> [WHAT IS BEING ASKED]:
In how many lines of the data does the word "object" appear? Give the number by itself.

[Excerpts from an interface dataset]
##########
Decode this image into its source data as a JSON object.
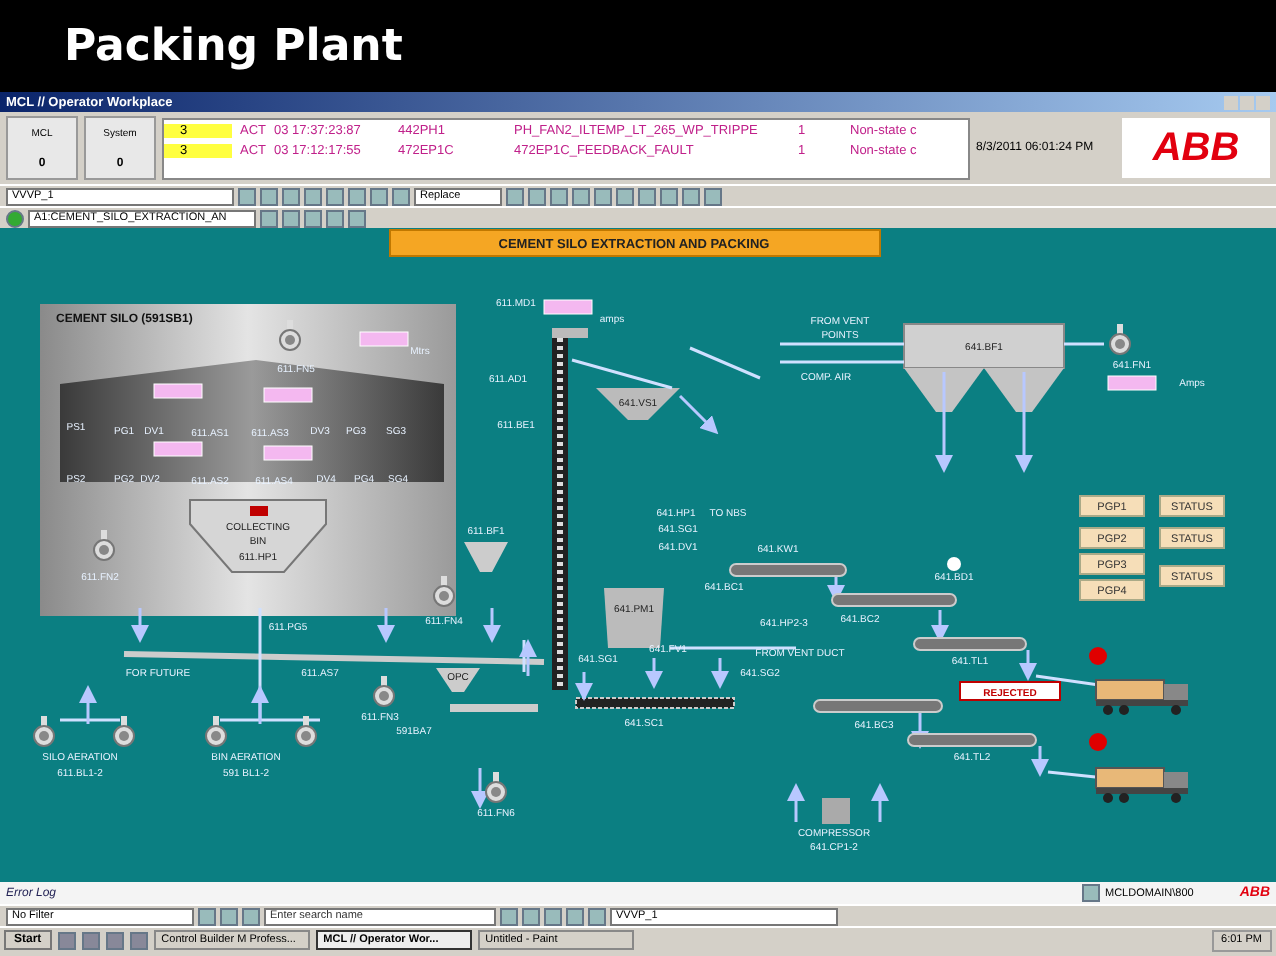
{
  "slide_title": "Packing Plant",
  "window": {
    "title": "MCL // Operator Workplace"
  },
  "counters": [
    {
      "label": "MCL",
      "value": "0"
    },
    {
      "label": "System",
      "value": "0"
    }
  ],
  "alarms": [
    {
      "priority": "3",
      "state": "ACT",
      "time": "03 17:37:23:87",
      "object": "442PH1",
      "description": "PH_FAN2_ILTEMP_LT_265_WP_TRIPPE",
      "value": "1",
      "condition": "Non-state c"
    },
    {
      "priority": "3",
      "state": "ACT",
      "time": "03 17:12:17:55",
      "object": "472EP1C",
      "description": "472EP1C_FEEDBACK_FAULT",
      "value": "1",
      "condition": "Non-state c"
    }
  ],
  "datetime": "8/3/2011 06:01:24 PM",
  "logo": "ABB",
  "toolbar": {
    "workplace": "VVVP_1",
    "mode": "Replace",
    "display_path": "A1:CEMENT_SILO_EXTRACTION_AN"
  },
  "diagram": {
    "title": "CEMENT SILO EXTRACTION AND PACKING",
    "silo_title": "CEMENT SILO (591SB1)",
    "hopper_label": "OPC",
    "rejected": "REJECTED",
    "labels": [
      "611.FN5",
      "Mtrs",
      "PS1",
      "PG1",
      "DV1",
      "611.AS1",
      "611.AS3",
      "DV3",
      "PG3",
      "SG3",
      "PS2",
      "PG2",
      "DV2",
      "611.AS2",
      "611.AS4",
      "DV4",
      "PG4",
      "SG4",
      "COLLECTING",
      "BIN",
      "611.HP1",
      "611.FN2",
      "611.BF1",
      "611.FN4",
      "611.PG5",
      "611.MD1",
      "amps",
      "611.AD1",
      "611.BE1",
      "FROM VENT",
      "POINTS",
      "COMP. AIR",
      "641.BF1",
      "641.FN1",
      "Amps",
      "641.VS1",
      "641.HP1",
      "TO NBS",
      "641.SG1",
      "641.DV1",
      "641.KW1",
      "641.BC1",
      "641.HP2-3",
      "641.PM1",
      "641.BD1",
      "641.BC2",
      "FOR FUTURE",
      "611.AS7",
      "611.FN3",
      "591BA7",
      "SILO AERATION",
      "611.BL1-2",
      "BIN AERATION",
      "591 BL1-2",
      "611.FN6",
      "641.SG1",
      "641.FV1",
      "FROM VENT DUCT",
      "641.SG2",
      "641.SC1",
      "641.TL1",
      "641.BC3",
      "641.TL2",
      "COMPRESSOR",
      "641.CP1-2"
    ],
    "packers": [
      {
        "label": "PGP1"
      },
      {
        "label": "PGP2"
      },
      {
        "label": "PGP3"
      },
      {
        "label": "PGP4"
      }
    ],
    "status_buttons": [
      "STATUS",
      "STATUS",
      "STATUS"
    ]
  },
  "error_log": {
    "title": "Error Log",
    "domain": "MCLDOMAIN\\800",
    "logo": "ABB"
  },
  "filter_bar": {
    "filter": "No Filter",
    "search_placeholder": "Enter search name",
    "workplace": "VVVP_1"
  },
  "taskbar": {
    "start": "Start",
    "tasks": [
      {
        "label": "Control Builder M Profess...",
        "selected": false
      },
      {
        "label": "MCL // Operator Wor...",
        "selected": true
      },
      {
        "label": "Untitled - Paint",
        "selected": false
      }
    ],
    "clock": "6:01 PM"
  }
}
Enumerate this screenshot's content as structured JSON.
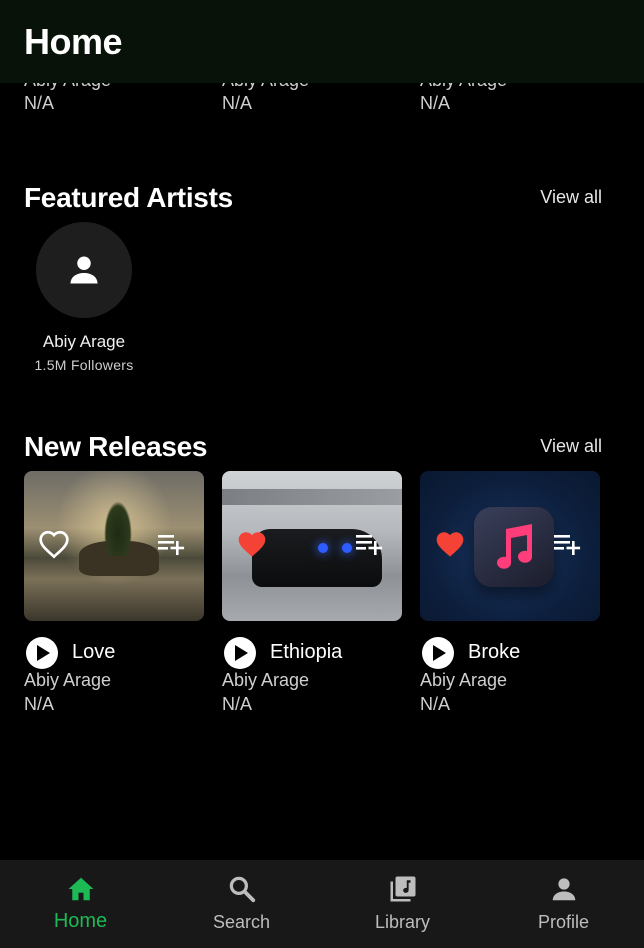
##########
> [EXERCISE SOLUTION]:
3